The week I spent in southern Oregon was one of the best vacations I’ve had. I could maybe have asked for more clement weather, but I’ve lived in the Northwest nearly twenty years: grey skies aren’t going to dampen my spirits. I got to do some things I’ve wanted to do my entire life in seeing the redwoods and visiting Crater Lake, and discovered some hidden gems. The Oregon Caves, the museum at Trees of Mystery, and Crater Rock Museum was like Christmas three days in a week. And I got to visit every covered bridge in southern Oregon. It was six days of discovery and adventure doing things I like to do., with the bonus of seeing some spectacular scenery.
While there were the inevitable disappointments, this was the first time in years I returned home feeling like I’d been on vacation, in that there was almost no work-related activity. This did worry me a bit, but work came flooding through the door in the days after I returned, filling the October calendar. It was the best of both worlds: a week of truly being off, and enough work to pay the bills for the month.
I’m still smiling.
My SOP when renting a car is to check the ‘Economy’ box and take whatever the rental agency gives me. While every rental company lists the cars available in a given category, I figure by not specifying the car, I can try out a variety of rides.
I contracted with Budget this vacation, and what they gave me was this:
The car, not the plane. That’s a 2014 Ford Focus SE, and it contributed significantly to my vacation happiness.
I drove the car through 1100 miles of not-at-all conservative driving in just about every condition: Interstate cruising, twisty mountain roads, and around town. In sun and torrential rain, the car delivered, and returned an honest 33 mpg.
Every vehicle design is a compromise, and the Focus did have some traits I would like to see improved. The dead pedal could stand to be a little more robust, and the C-pillars obstruct rear visibility to some extent. The A-pillars can obstruct vision in some circumstances. Cabin noise at highway speed is a bit more than I would prefer, but that seems to mainly be a function of the tires. Some of the controls are a bit quirky: the rear window wiper switch is on the end of the control stalk, so it’s easy to accidentally activate it when you turn on the wipers. Headlights are turned on with a knob, which isn’t my preference. The cabin light controls aren’t as intuitive as they might be, and there is a switch that prevents the high beams from working(?!).

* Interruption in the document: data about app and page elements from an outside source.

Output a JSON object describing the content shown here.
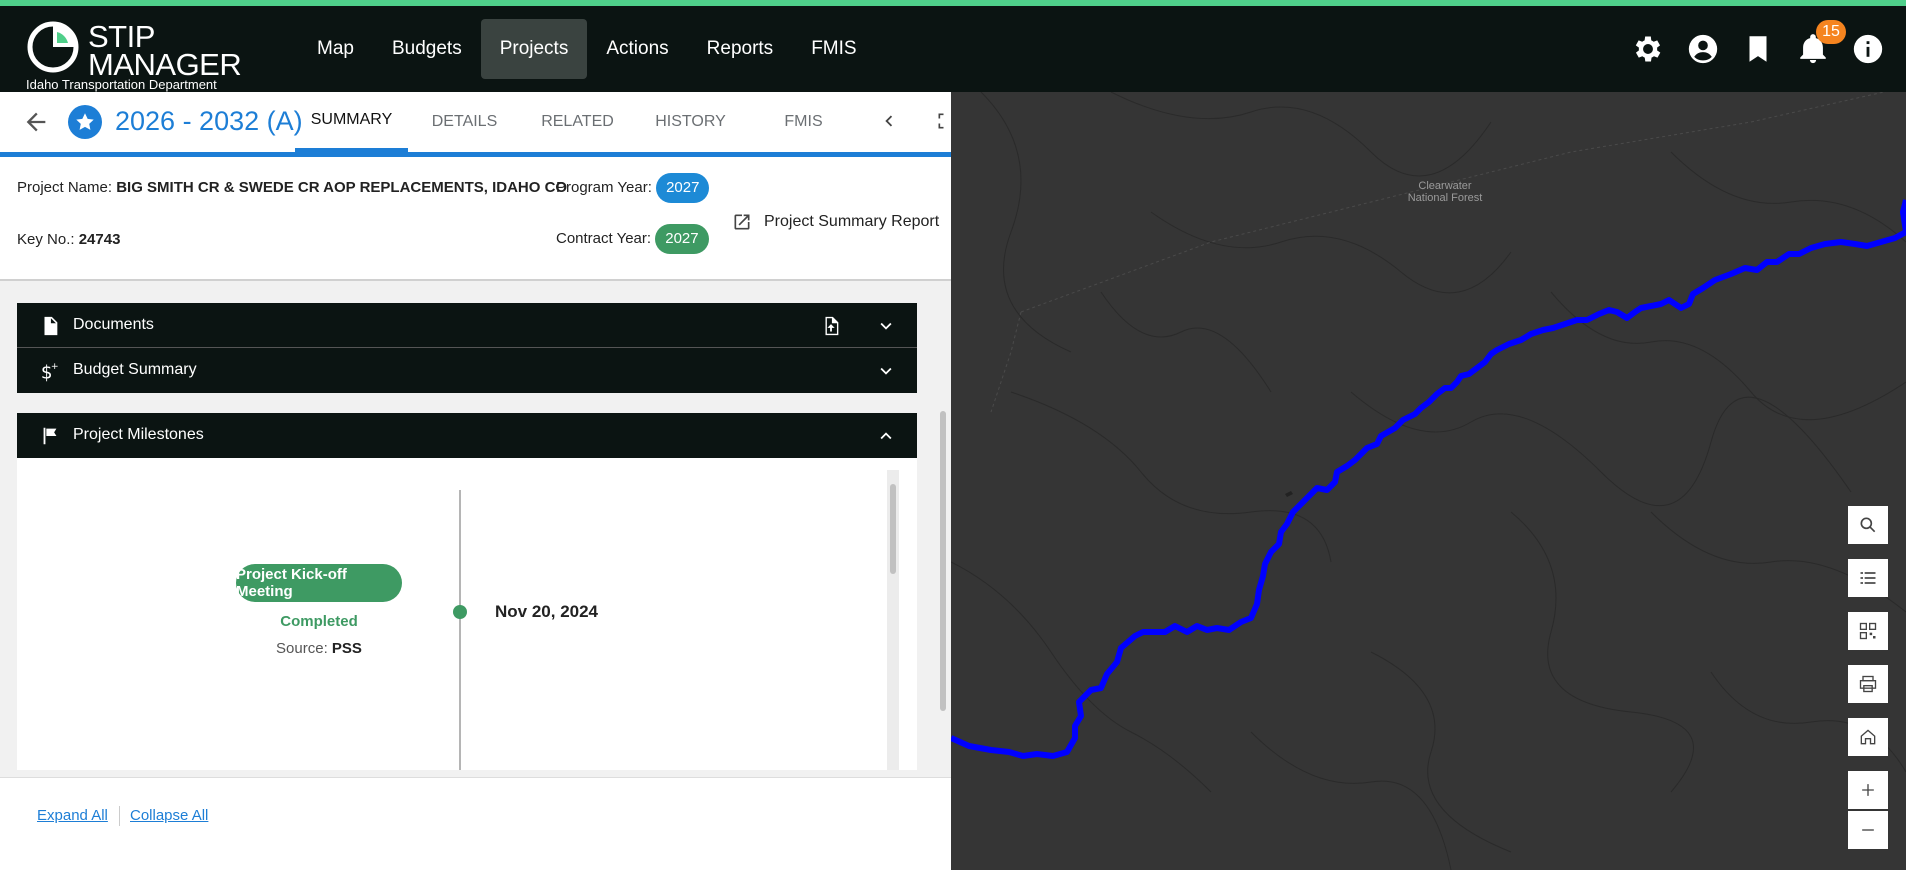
{
  "app": {
    "title_line1": "STIP",
    "title_line2": "MANAGER",
    "subtitle": "Idaho Transportation Department",
    "accent_color": "#4fcf8a"
  },
  "nav": {
    "items": [
      {
        "label": "Map"
      },
      {
        "label": "Budgets"
      },
      {
        "label": "Projects",
        "active": true
      },
      {
        "label": "Actions"
      },
      {
        "label": "Reports"
      },
      {
        "label": "FMIS"
      }
    ]
  },
  "top_icons": {
    "icons": [
      "gear-icon",
      "account-icon",
      "bookmark-icon",
      "bell-icon",
      "info-icon"
    ],
    "notification_count": "15"
  },
  "project_header": {
    "program": "2026 - 2032 (A)",
    "tabs": [
      {
        "label": "SUMMARY",
        "active": true
      },
      {
        "label": "DETAILS"
      },
      {
        "label": "RELATED"
      },
      {
        "label": "HISTORY"
      },
      {
        "label": "FMIS"
      }
    ]
  },
  "project_info": {
    "name_label": "Project Name:",
    "name_value": "BIG SMITH CR & SWEDE CR AOP REPLACEMENTS, IDAHO CO",
    "key_label": "Key No.:",
    "key_value": "24743",
    "program_year_label": "Program Year:",
    "program_year_value": "2027",
    "contract_year_label": "Contract Year:",
    "contract_year_value": "2027",
    "report_link": "Project Summary Report"
  },
  "accordions": {
    "documents": "Documents",
    "budget_summary": "Budget Summary",
    "project_milestones": "Project Milestones"
  },
  "milestone": {
    "title": "Project Kick-off Meeting",
    "status": "Completed",
    "source_label": "Source:",
    "source_value": "PSS",
    "date": "Nov 20, 2024"
  },
  "footer": {
    "expand_all": "Expand All",
    "collapse_all": "Collapse All"
  },
  "map": {
    "label": "Clearwater National Forest",
    "route_color": "#0000ff",
    "tools": [
      "search-icon",
      "legend-icon",
      "qr-icon",
      "print-icon",
      "home-icon",
      "zoom-in-icon",
      "zoom-out-icon"
    ]
  }
}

These are mere quibbles compared to what the car does well, which is everything else. The steering is the best I’ve seen since the Pinto (don’t laugh, back in the day, Pinto steering gear found it’s way into many a hotrod). The car goes where you point it, and can be helped through corners with some trailing throttle. The suspension is tight, and I never felt like the car would depart. The steering wheel allows for a variety of hand positions, including my preferred bottom-of-the-wheel grip. There are pads at the 10-2 position, and these came in handy driving through the mountains.
The power-train was the standard 160 hp 2.0 liter mated to a six-speed automatic with a manual option. When conditions warranted, I didn’t miss an opportunity to use the manual option. Pressing buttons isn’t nearly the same as throwing a stick around, but the car was a lot of fun to drive on mountain roads. The car does have non-defeatable traction control, so it probably makes you out to be a better driver than you actually are. There are times during enthusiastic driving when you can feel the traction control working.
The driver’s seat is comfortable enough; I averaged 200+ miles per day and never felt fatigued. Climate control is good, and I liked the fact that you could dial the cruise control to the exact mph.
I liked this car. A lot. It’s one of the few rental cars I’ve looked into buying. I was hoping it would follow me home, but no such luck.